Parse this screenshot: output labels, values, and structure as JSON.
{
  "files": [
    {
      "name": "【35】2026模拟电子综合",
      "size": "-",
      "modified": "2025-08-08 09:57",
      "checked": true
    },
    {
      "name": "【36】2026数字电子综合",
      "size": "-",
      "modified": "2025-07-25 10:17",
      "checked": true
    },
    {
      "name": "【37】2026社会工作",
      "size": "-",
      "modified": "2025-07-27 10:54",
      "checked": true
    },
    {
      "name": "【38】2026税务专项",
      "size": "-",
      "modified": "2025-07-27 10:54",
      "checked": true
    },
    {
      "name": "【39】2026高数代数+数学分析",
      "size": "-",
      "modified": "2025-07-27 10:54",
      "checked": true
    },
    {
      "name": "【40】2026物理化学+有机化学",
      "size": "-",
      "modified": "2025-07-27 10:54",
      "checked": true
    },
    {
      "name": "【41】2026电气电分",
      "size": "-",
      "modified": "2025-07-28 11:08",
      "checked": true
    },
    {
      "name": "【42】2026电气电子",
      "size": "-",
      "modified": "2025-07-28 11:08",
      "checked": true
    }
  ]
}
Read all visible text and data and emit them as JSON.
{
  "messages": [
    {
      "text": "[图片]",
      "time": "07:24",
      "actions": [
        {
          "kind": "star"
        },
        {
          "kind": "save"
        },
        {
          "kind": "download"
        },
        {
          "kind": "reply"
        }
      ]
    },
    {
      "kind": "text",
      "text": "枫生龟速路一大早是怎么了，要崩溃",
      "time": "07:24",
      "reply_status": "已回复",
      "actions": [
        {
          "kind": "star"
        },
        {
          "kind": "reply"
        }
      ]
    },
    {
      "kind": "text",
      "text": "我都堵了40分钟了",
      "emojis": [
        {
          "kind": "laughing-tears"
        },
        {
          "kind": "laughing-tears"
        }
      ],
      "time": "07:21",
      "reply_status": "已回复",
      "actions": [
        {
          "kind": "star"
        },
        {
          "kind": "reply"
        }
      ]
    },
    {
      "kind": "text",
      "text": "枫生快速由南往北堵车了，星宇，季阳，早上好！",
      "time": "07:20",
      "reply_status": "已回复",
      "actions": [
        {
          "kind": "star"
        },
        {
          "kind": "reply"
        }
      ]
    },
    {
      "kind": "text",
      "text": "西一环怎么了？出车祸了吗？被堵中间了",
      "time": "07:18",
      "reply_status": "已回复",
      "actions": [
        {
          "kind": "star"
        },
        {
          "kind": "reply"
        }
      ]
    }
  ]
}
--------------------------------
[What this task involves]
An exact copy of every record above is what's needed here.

[Problem solution]
Parse this screenshot: output labels, values, and structure as JSON.
{
  "files": [
    {
      "name": "【35】2026模拟电子综合",
      "size": "-",
      "modified": "2025-08-08 09:57",
      "checked": true
    },
    {
      "name": "【36】2026数字电子综合",
      "size": "-",
      "modified": "2025-07-25 10:17",
      "checked": true
    },
    {
      "name": "【37】2026社会工作",
      "size": "-",
      "modified": "2025-07-27 10:54",
      "checked": true
    },
    {
      "name": "【38】2026税务专项",
      "size": "-",
      "modified": "2025-07-27 10:54",
      "checked": true
    },
    {
      "name": "【39】2026高数代数+数学分析",
      "size": "-",
      "modified": "2025-07-27 10:54",
      "checked": true
    },
    {
      "name": "【40】2026物理化学+有机化学",
      "size": "-",
      "modified": "2025-07-27 10:54",
      "checked": true
    },
    {
      "name": "【41】2026电气电分",
      "size": "-",
      "modified": "2025-07-28 11:08",
      "checked": true
    },
    {
      "name": "【42】2026电气电子",
      "size": "-",
      "modified": "2025-07-28 11:08",
      "checked": true
    }
  ]
}
Read all visible text and data and emit them as JSON.
{
  "messages": [
    {
      "text": "[图片]",
      "time": "07:24",
      "actions": [
        {
          "kind": "star"
        },
        {
          "kind": "save"
        },
        {
          "kind": "download"
        },
        {
          "kind": "reply"
        }
      ]
    },
    {
      "kind": "text",
      "text": "枫生龟速路一大早是怎么了，要崩溃",
      "time": "07:24",
      "reply_status": "已回复",
      "actions": [
        {
          "kind": "star"
        },
        {
          "kind": "reply"
        }
      ]
    },
    {
      "kind": "text",
      "text": "我都堵了40分钟了",
      "emojis": [
        {
          "kind": "laughing-tears"
        },
        {
          "kind": "laughing-tears"
        }
      ],
      "time": "07:21",
      "reply_status": "已回复",
      "actions": [
        {
          "kind": "star"
        },
        {
          "kind": "reply"
        }
      ]
    },
    {
      "kind": "text",
      "text": "枫生快速由南往北堵车了，星宇，季阳，早上好！",
      "time": "07:20",
      "reply_status": "已回复",
      "actions": [
        {
          "kind": "star"
        },
        {
          "kind": "reply"
        }
      ]
    },
    {
      "kind": "text",
      "text": "西一环怎么了？出车祸了吗？被堵中间了",
      "time": "07:18",
      "reply_status": "已回复",
      "actions": [
        {
          "kind": "star"
        },
        {
          "kind": "reply"
        }
      ]
    }
  ]
}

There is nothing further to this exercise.